After The Laughter Is Gone. There’s nothing more delightful than finding something so hilarious that you just descend into an uncontrollable paroxysm of laughter. Every so often, my wife and I will start dishing on someone or something and just fall into a state of uproariousness that won’t stop. The problem now is that, instead of laughing uncontrollably, I always end up coughing uncontrollably. That just hacks.
Back When My Back Was Young. I am astonished at how the slightest twist in the wrong direction can make my back not only twinge, but turn into some sort of spasm-inducing fiend bent on crumbling my evolutionary right to walk erect. When I was a teen-ager, there was a movie called Hot Rods To Hell.
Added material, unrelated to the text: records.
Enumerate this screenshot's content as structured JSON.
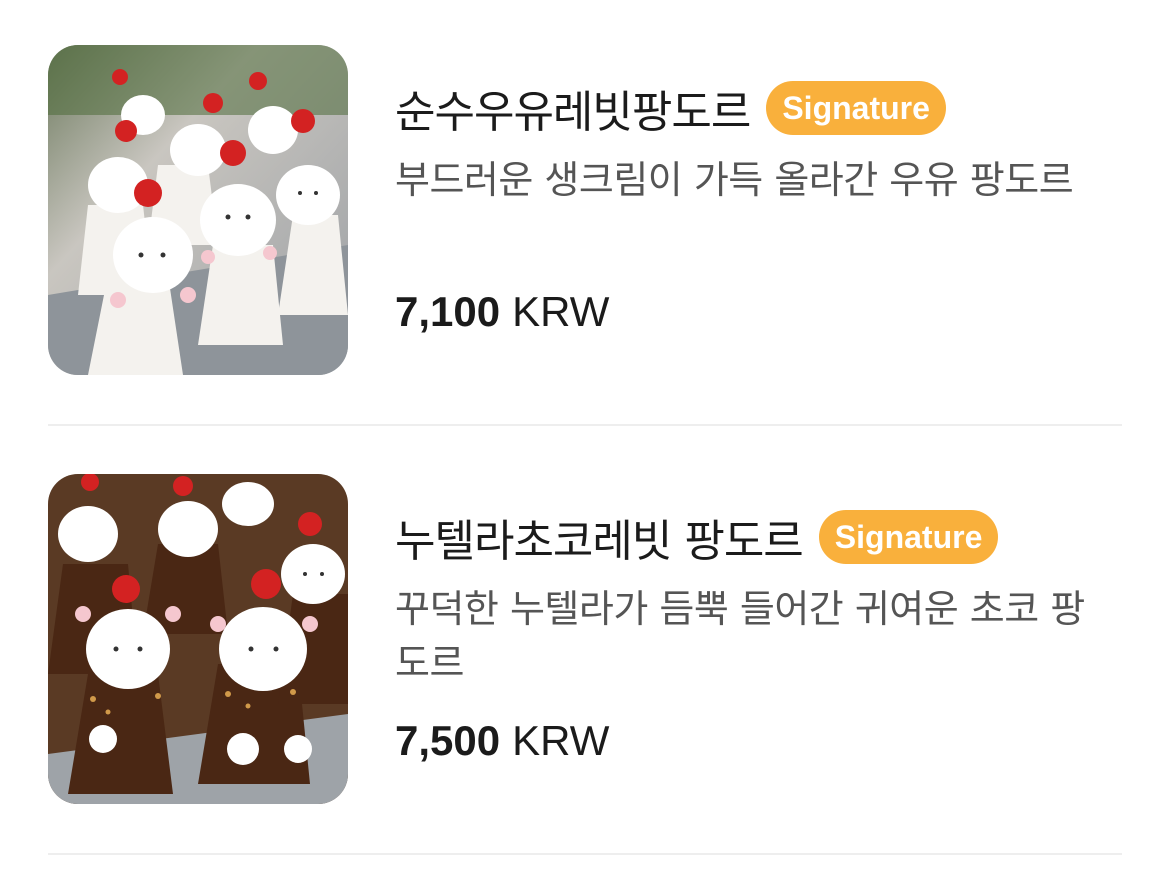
{
  "theme": {
    "badge_color": "#F9B03C",
    "divider_color": "#EEEEEE"
  },
  "menu": {
    "items": [
      {
        "title": "순수우유레빗팡도르",
        "badge": "Signature",
        "description": "부드러운 생크림이 가득 올라간 우유 팡도르",
        "price": "7,100",
        "currency": "KRW"
      },
      {
        "title": "누텔라초코레빗 팡도르",
        "badge": "Signature",
        "description": "꾸덕한 누텔라가 듬뿍 들어간 귀여운 초코 팡도르",
        "price": "7,500",
        "currency": "KRW"
      }
    ]
  }
}
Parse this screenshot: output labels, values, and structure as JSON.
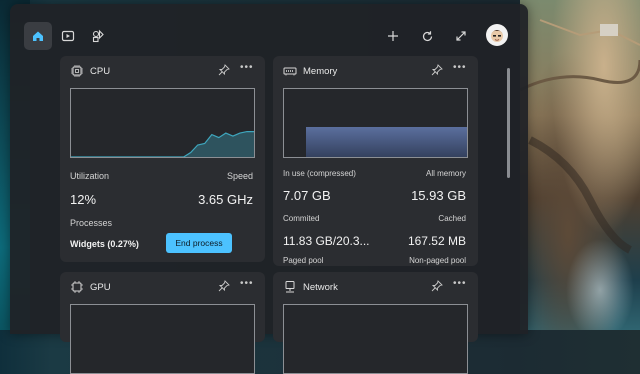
{
  "toolbar": {
    "tabs": [
      "home-icon",
      "video-icon",
      "widgets-icon"
    ],
    "actions": [
      "add-icon",
      "refresh-icon",
      "expand-icon"
    ]
  },
  "cpu": {
    "title": "CPU",
    "utilization_label": "Utilization",
    "speed_label": "Speed",
    "utilization_value": "12%",
    "speed_value": "3.65 GHz",
    "processes_label": "Processes",
    "process_name": "Widgets (0.27%)",
    "end_process_label": "End process",
    "history": [
      0,
      0,
      0,
      0,
      0,
      0,
      0,
      0,
      0,
      0,
      0,
      0,
      0,
      0,
      0,
      0,
      0,
      3,
      8,
      9,
      15,
      13,
      16,
      14,
      16,
      17,
      17
    ]
  },
  "memory": {
    "title": "Memory",
    "in_use_label": "In use (compressed)",
    "all_memory_label": "All memory",
    "in_use_value": "7.07 GB",
    "all_memory_value": "15.93 GB",
    "committed_label": "Commited",
    "cached_label": "Cached",
    "committed_value": "11.83 GB/20.3...",
    "cached_value": "167.52 MB",
    "paged_pool_label": "Paged pool",
    "non_paged_pool_label": "Non-paged pool",
    "usage_fraction": 0.44
  },
  "gpu": {
    "title": "GPU"
  },
  "network": {
    "title": "Network"
  },
  "colors": {
    "accent": "#4cc2ff",
    "graph_line": "#3ea6bd",
    "memory_fill": "#4a5b82"
  }
}
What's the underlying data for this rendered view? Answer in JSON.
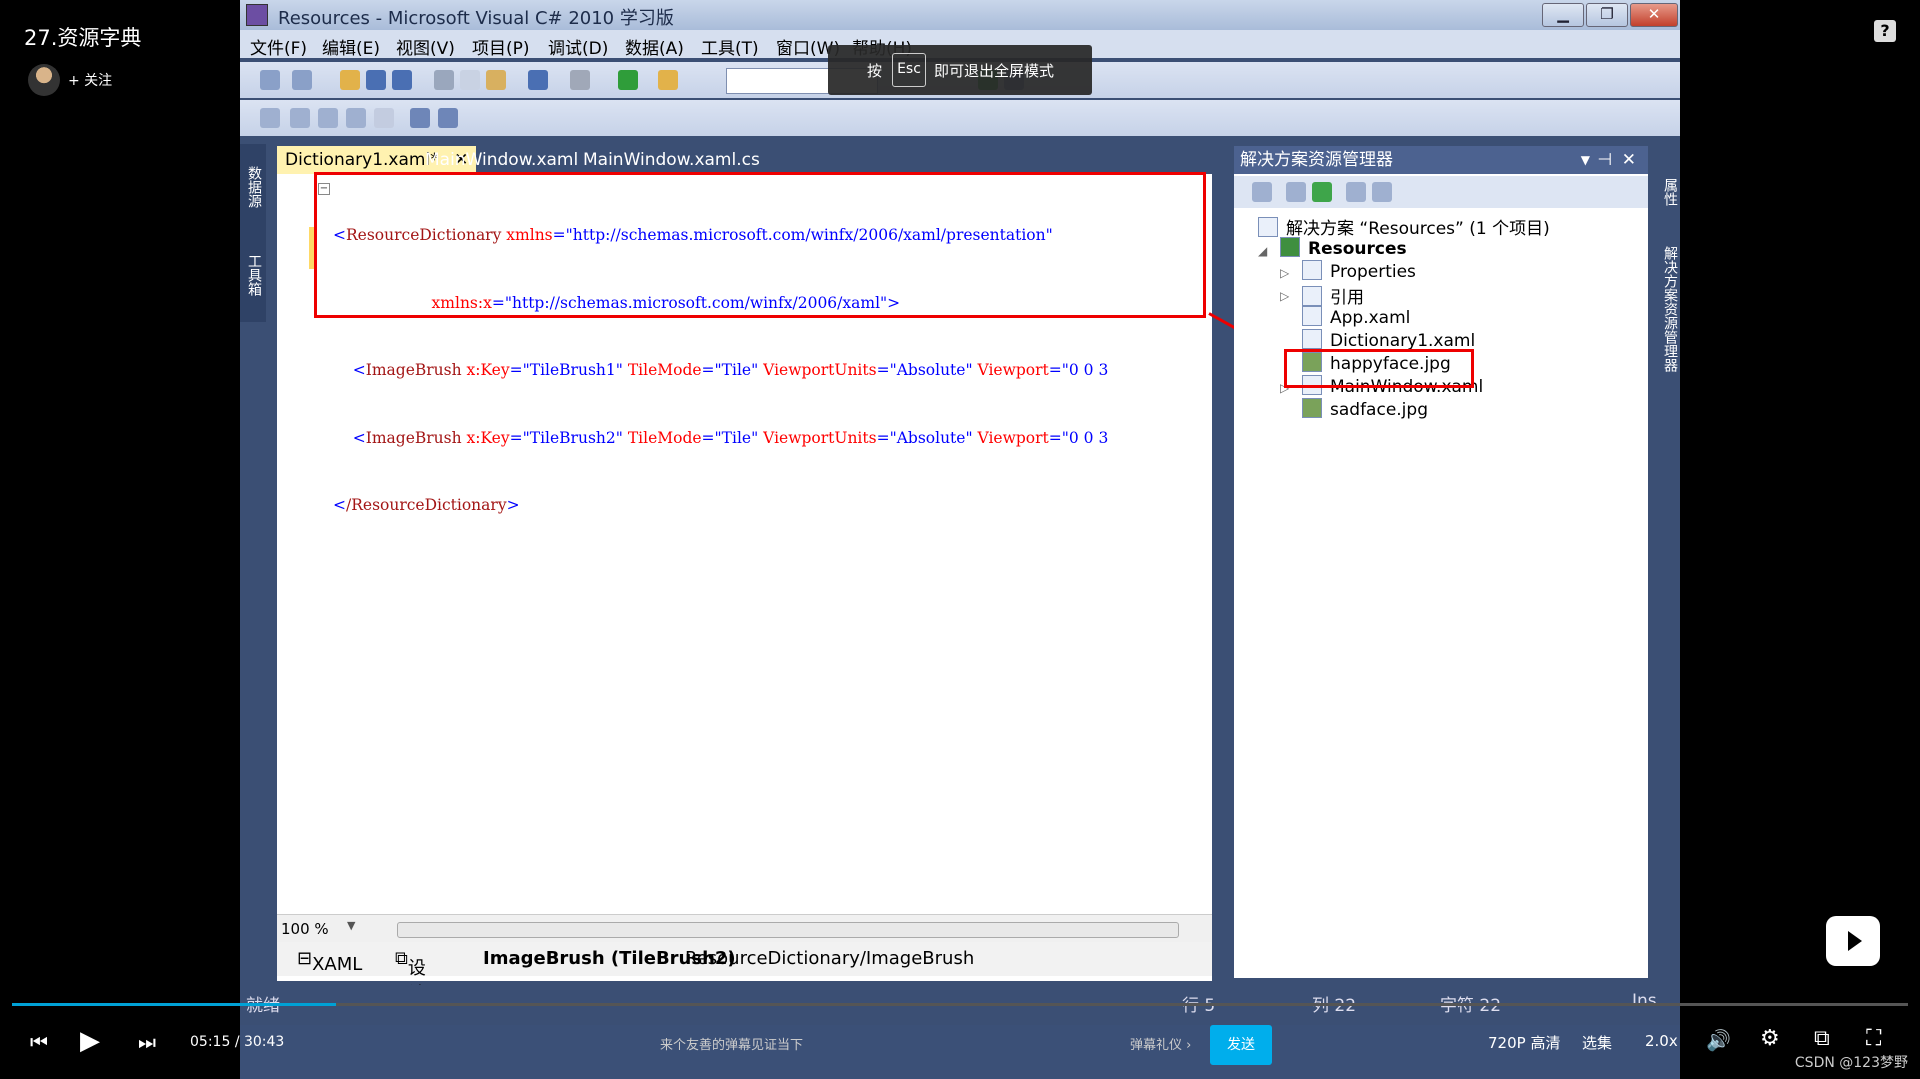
{
  "video": {
    "title": "27.资源字典",
    "follow": "+ 关注",
    "help": "?",
    "time_current": "05:15",
    "time_sep": "/",
    "time_total": "30:43",
    "progress_fraction": 0.171,
    "danmu_placeholder": "来个友善的弹幕见证当下",
    "danmu_etiquette": "弹幕礼仪 ›",
    "send_label": "发送",
    "quality": "720P 高清",
    "episodes": "选集",
    "speed": "2.0x",
    "esc_prefix": "按",
    "esc_key": "Esc",
    "esc_suffix": "即可退出全屏模式",
    "watermark": "CSDN @123梦野"
  },
  "window": {
    "title": "Resources - Microsoft Visual C# 2010 学习版",
    "menus": [
      "文件(F)",
      "编辑(E)",
      "视图(V)",
      "项目(P)",
      "调试(D)",
      "数据(A)",
      "工具(T)",
      "窗口(W)",
      "帮助(H)"
    ]
  },
  "left_strip": {
    "top": "数据源",
    "bottom": "工具箱"
  },
  "right_strip": {
    "top": "属性",
    "bottom": "解决方案资源管理器"
  },
  "editor": {
    "tabs": [
      {
        "label": "Dictionary1.xaml*",
        "active": true,
        "close": "✕"
      },
      {
        "label": "MainWindow.xaml",
        "active": false
      },
      {
        "label": "MainWindow.xaml.cs",
        "active": false
      }
    ],
    "collapse": "−",
    "code": [
      {
        "tag": "ResourceDictionary",
        "att1": "xmlns",
        "val1": "\"http://schemas.microsoft.com/winfx/2006/xaml/presentation\""
      },
      {
        "att1": "xmlns:x",
        "val1": "\"http://schemas.microsoft.com/winfx/2006/xaml\""
      },
      {
        "tag": "ImageBrush",
        "key": "x:Key",
        "keyval": "\"TileBrush1\"",
        "att2": "TileMode",
        "val2": "\"Tile\"",
        "att3": "ViewportUnits",
        "val3": "\"Absolute\"",
        "att4": "Viewport",
        "val4": "\"0 0 3"
      },
      {
        "tag": "ImageBrush",
        "key": "x:Key",
        "keyval": "\"TileBrush2\"",
        "att2": "TileMode",
        "val2": "\"Tile\"",
        "att3": "ViewportUnits",
        "val3": "\"Absolute\"",
        "att4": "Viewport",
        "val4": "\"0 0 3"
      },
      {
        "tag": "/ResourceDictionary"
      }
    ],
    "zoom": "100 %",
    "view_xaml": "XAML",
    "view_design": "设计",
    "breadcrumb_element": "ImageBrush (TileBrush2)",
    "breadcrumb_path": "ResourceDictionary/ImageBrush"
  },
  "solution_explorer": {
    "header": "解决方案资源管理器",
    "solution": "解决方案 “Resources” (1 个项目)",
    "project": "Resources",
    "items": [
      "Properties",
      "引用",
      "App.xaml",
      "Dictionary1.xaml",
      "happyface.jpg",
      "MainWindow.xaml",
      "sadface.jpg"
    ]
  },
  "status": {
    "ready": "就绪",
    "line": "行 5",
    "col": "列 22",
    "char": "字符 22",
    "mode": "Ins"
  }
}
In it, Dana Andrews (on the downside of his career) played a man on a driving vacation with his family who was tormented by hot-rodders on the same highway. Whenever Andrews tried to take on the hoodlums, his back would go out. I thought it was a way-too-inconvenient device to keep the movie going; now I'm convinced it's just sadly true-to-life.
Overwhelming Underarms. Is it just me, or is my body odor worse now than when I was a teen-ager?
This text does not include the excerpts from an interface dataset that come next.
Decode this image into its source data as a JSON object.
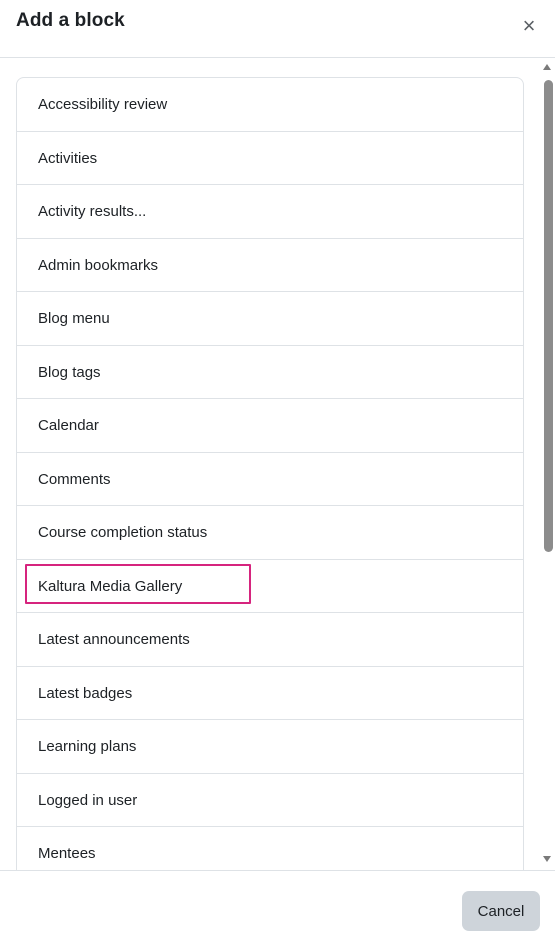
{
  "dialog": {
    "title": "Add a block",
    "close_symbol": "×"
  },
  "blocks": [
    {
      "label": "Accessibility review"
    },
    {
      "label": "Activities"
    },
    {
      "label": "Activity results..."
    },
    {
      "label": "Admin bookmarks"
    },
    {
      "label": "Blog menu"
    },
    {
      "label": "Blog tags"
    },
    {
      "label": "Calendar"
    },
    {
      "label": "Comments"
    },
    {
      "label": "Course completion status"
    },
    {
      "label": "Kaltura Media Gallery",
      "highlighted": true
    },
    {
      "label": "Latest announcements"
    },
    {
      "label": "Latest badges"
    },
    {
      "label": "Learning plans"
    },
    {
      "label": "Logged in user"
    },
    {
      "label": "Mentees"
    }
  ],
  "footer": {
    "cancel_label": "Cancel"
  },
  "colors": {
    "highlight_border": "#d6247e",
    "cancel_background": "#ced4da"
  }
}
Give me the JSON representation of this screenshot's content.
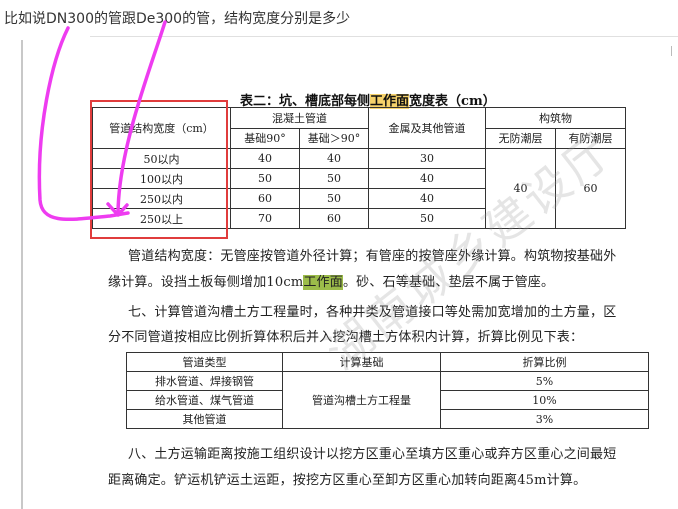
{
  "question": "比如说DN300的管跟De300的管，结构宽度分别是多少",
  "table1": {
    "title_before": "表二：坑、槽底部每侧",
    "title_highlight": "工作面",
    "title_after": "宽度表（cm）",
    "header": {
      "pipe_width": "管道结构宽度（cm）",
      "concrete": "混凝土管道",
      "base90": "基础90°",
      "base_gt90": "基础＞90°",
      "metal": "金属及其他管道",
      "structure": "构筑物",
      "no_waterproof": "无防潮层",
      "waterproof": "有防潮层"
    },
    "rows": [
      {
        "label": "50以内",
        "b90": "40",
        "bgt90": "40",
        "metal": "30"
      },
      {
        "label": "100以内",
        "b90": "50",
        "bgt90": "50",
        "metal": "40"
      },
      {
        "label": "250以内",
        "b90": "60",
        "bgt90": "50",
        "metal": "40"
      },
      {
        "label": "250以上",
        "b90": "70",
        "bgt90": "60",
        "metal": "50"
      }
    ],
    "structure_no_waterproof": "40",
    "structure_waterproof": "60"
  },
  "para1_line1": "管道结构宽度：无管座按管道外径计算；有管座的按管座外缘计算。构筑物按基础外",
  "para1_line2_before": "缘计算。设挡土板每侧增加10cm",
  "para1_line2_highlight": "工作面",
  "para1_line2_after": "。砂、石等基础、垫层不属于管座。",
  "para2_line1": "七、计算管道沟槽土方工程量时，各种井类及管道接口等处需加宽增加的土方量，区",
  "para2_line2": "分不同管道按相应比例折算体积后并入挖沟槽土方体积内计算，折算比例见下表：",
  "table2": {
    "header": {
      "type": "管道类型",
      "basis": "计算基础",
      "ratio": "折算比例"
    },
    "rows": [
      {
        "type": "排水管道、焊接钢管",
        "ratio": "5%"
      },
      {
        "type": "给水管道、煤气管道",
        "ratio": "10%"
      },
      {
        "type": "其他管道",
        "ratio": "3%"
      }
    ],
    "basis_value": "管道沟槽土方工程量"
  },
  "para3_line1": "八、土方运输距离按施工组织设计以挖方区重心至填方区重心或弃方区重心之间最短",
  "para3_line2": "距离确定。铲运机铲运土运距，按挖方区重心至卸方区重心加转向距离45m计算。",
  "watermark": "湖南城乡建设厅",
  "colors": {
    "annotation_magenta": "#ee3cf0",
    "annotation_red": "#e03c3c",
    "highlight_orange": "#f6d26b",
    "highlight_green": "#9cbc4a"
  }
}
Midnight Runs. It's not getting up in the middle of the night to use the bathroom that bothers me; I actually find the preceding dreams about unsuccessfully searching for a urinal rather humorous in retrospect. No, it's the occasional inability to go back to sleep afterwards that I hate. At least now there are 100 DirecTV channels to entertain me, as opposed to test patterns and all-night talk radio when I was a kid.
Food, Wonderful Food. It is a cruel trick of nature that, once you reach the point where you can pretty much afford to eat whatever you want, there sits a roadblock. Whether it’s the threat of heartburn or the peril of prescription drug interaction (I want my grapefruit back, Lipitor!), I now have to be careful about what I eat and when I eat it.
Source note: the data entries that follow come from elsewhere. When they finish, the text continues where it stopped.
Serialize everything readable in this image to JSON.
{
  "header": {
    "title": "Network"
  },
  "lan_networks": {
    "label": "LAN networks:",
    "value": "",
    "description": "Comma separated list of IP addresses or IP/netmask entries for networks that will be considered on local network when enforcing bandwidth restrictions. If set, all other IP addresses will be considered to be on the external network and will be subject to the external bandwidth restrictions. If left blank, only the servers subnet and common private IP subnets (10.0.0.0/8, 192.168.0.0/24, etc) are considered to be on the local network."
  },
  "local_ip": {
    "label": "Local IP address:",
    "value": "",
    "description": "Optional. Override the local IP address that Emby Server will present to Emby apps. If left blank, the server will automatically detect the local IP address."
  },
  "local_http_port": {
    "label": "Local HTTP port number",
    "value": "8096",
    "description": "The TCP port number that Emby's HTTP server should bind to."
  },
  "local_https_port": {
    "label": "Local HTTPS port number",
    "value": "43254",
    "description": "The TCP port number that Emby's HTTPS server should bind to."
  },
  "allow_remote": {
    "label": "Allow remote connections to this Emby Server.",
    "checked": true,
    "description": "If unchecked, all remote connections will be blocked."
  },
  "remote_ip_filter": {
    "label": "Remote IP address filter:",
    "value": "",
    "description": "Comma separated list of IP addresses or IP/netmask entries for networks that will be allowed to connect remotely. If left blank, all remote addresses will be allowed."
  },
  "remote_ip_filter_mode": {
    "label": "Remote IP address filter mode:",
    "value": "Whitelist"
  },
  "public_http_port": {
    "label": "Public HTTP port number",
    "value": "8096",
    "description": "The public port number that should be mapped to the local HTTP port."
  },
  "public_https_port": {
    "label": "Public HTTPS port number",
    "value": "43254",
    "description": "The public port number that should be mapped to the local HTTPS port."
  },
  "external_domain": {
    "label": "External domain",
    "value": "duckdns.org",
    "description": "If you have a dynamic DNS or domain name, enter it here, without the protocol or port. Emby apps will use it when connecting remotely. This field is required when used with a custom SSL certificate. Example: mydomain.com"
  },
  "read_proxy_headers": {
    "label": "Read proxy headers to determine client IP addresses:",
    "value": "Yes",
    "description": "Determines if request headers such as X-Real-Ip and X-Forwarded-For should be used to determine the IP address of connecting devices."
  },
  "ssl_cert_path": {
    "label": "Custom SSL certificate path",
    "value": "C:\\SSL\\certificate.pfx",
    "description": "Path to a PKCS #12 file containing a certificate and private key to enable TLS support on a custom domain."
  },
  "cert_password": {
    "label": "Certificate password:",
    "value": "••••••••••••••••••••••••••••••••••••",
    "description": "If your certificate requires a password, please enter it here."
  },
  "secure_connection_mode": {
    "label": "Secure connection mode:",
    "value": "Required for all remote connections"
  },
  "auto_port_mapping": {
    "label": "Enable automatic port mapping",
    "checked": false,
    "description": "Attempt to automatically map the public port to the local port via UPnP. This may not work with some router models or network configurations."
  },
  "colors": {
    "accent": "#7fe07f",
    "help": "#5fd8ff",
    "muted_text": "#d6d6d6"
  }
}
No More Marathon Drives. After I graduated from college, I lived in Seattle for three years, but frequently visited friends in San Francisco. It was anywhere from an 18- to a 22-hour drive, and I used to be able to do that in one shot, only stopping for Coca-Cola, fast food, and gasoline. (Though this was after Starbucks was founded, it was before I had discovered coffee.) Now my stamina for long drives is so low (translation: my butt begins to hurt), I can’t even get from San Francisco to Los Angeles in one shot. If there were still double features at movie theatres, I wouldn’t be able to sit through them either.
To Caption It All Off. And speaking of movies, it’s all but impossible for me to go to movie theatres anymore. It's not just the idea of showing up on the movie theatre's schedule, listening to other people's conversations during the movie, not being able to pause it the way I can with a DVD or a DVR, or paying more for snacks that the actual admission. It's that I have become so accustomed to watching movies with the subtitles on to catch all the dialogue that I really can’t understand what the heck the characters are saying most of the time.
The really sad part is that I checked and found that none of the foregoing body parts are candidates for transplant surgery.